Leo Beletsky, George Consortium founding member and Associate Professor of Law and Health Sciences at Northeastern University School of Law, wrote "Law Enforcement, Drugs, and the 'Public Health' Approach," for The Crime Report in April 2016. Watch tomorrow for a new piece about the law in Massachusetts that allows individuals with substance use disorders to be involuntarily committed to secure facilities for up to three months.Read More
By Micah Berman
Last year -- over at Notice & Comment -- I blogged about two laws in Arizona that were taking seemed to be extreme forms of state-level preemption. SB 1847 provided that if the state Attorney General concluded that a local government had passed a local law that was preempted by state law, the state could withhold all state funding from the locality. Meanwhile, SB 1524 provided -- in incredibly broad and vague terms -- that a local government "may not take any action that materially increases the regulatory burdens on a business unless there is a threat to the health, safety and welfare of the public that has not been addressed by legislation or industry regulation within the proposed regulated field."Read More

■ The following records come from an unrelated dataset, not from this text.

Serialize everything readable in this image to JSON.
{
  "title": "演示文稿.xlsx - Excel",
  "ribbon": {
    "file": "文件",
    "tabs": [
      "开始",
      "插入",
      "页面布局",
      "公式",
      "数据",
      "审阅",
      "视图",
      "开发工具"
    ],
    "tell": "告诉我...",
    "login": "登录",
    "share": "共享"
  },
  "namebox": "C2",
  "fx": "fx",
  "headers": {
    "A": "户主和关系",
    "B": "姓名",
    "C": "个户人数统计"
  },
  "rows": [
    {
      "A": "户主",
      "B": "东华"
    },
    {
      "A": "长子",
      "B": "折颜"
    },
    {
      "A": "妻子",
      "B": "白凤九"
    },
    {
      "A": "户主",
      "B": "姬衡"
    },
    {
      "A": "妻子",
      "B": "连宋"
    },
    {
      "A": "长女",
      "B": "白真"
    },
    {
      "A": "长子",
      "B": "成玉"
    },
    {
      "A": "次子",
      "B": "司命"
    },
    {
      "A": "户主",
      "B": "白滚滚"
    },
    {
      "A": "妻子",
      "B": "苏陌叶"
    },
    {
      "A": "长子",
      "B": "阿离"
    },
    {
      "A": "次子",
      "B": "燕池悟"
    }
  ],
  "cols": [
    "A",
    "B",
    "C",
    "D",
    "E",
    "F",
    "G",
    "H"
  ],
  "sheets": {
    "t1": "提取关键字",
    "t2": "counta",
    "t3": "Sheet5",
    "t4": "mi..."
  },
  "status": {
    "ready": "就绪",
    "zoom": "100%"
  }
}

On Friday, July 28, 2017, U.S. Food and Drug Administration (“FDA”) Commissioner Scott Gottlieb unveiled a revamped approach to tobacco product regulation in an announcement that surprised tobacco companies, investors, and the public health community in equal measure. The goal, as articulated by Gottlieb, will be to regulate products so as to encourage migrating existing consumers from the most lethal combustible tobacco products (i.e., cigarettes) to non-combustible products lower on the continuum of risk. This approach is known as “harm reduction.” The keystone will be to promulgate product standards so that cigarettes deliver insufficient nicotine to users to create or sustain addiction so that current nonsmokers never start and current smokers either quit or switch to non-combustible tobacco product that present a lower health risk.Read More
Three past sexual partners of entertainer Usher are now suing him for allegedly exposing them to genital herpes without their knowledge or consent. But only one of the plaintiffs, named as Jane Doe, has actually contracted herpes. A person with a communicable disease who “willfully exposes” another person can be charged with a misdemeanor in California, but this civil suit is instead claiming that Usher “has a duty to warn and [that] he is liable for exposure even if the other person is negative for herpes.” The plaintiffs did not specify how much money they are seeking, but their attorney Lisa Bloom said that her clients want the 38-year-old actor/singer to “either contact his sexual partners if the diagnosis is true or make a public statement to put people’s mind at ease.” In 2012, Usher paid $1.1 million to settle another lawsuit alleging he gave a woman herpes.Read More
Not so long ago, much of the Republican Party stood united in a vision for health care. For 20 years, Party leaders from across the political spectrum coalesced around elements of a plan that would use the private market to broadly expand coverage.
The plan looked something like this. All Americans would be subject to a mandate to obtain health insurance for themselves and their families or pay a penalty along with their taxes. Most employers would be mandated to offer insurance to their workers. Those without access to employer-sponsored coverage would buy policies on an exchange directly from insurance companies, and insurers would be required to offer coverage regardless of an applicant’s health status. Subsidies would be available for those with low incomes, and those who were very poor would receive coverage under an expanded Medicaid program.
Sound familiar? It is the essence of Romneycare, the health reform plan enacted in Massachusetts in 2006 with the support of Republican governor Mitt Romney.Read More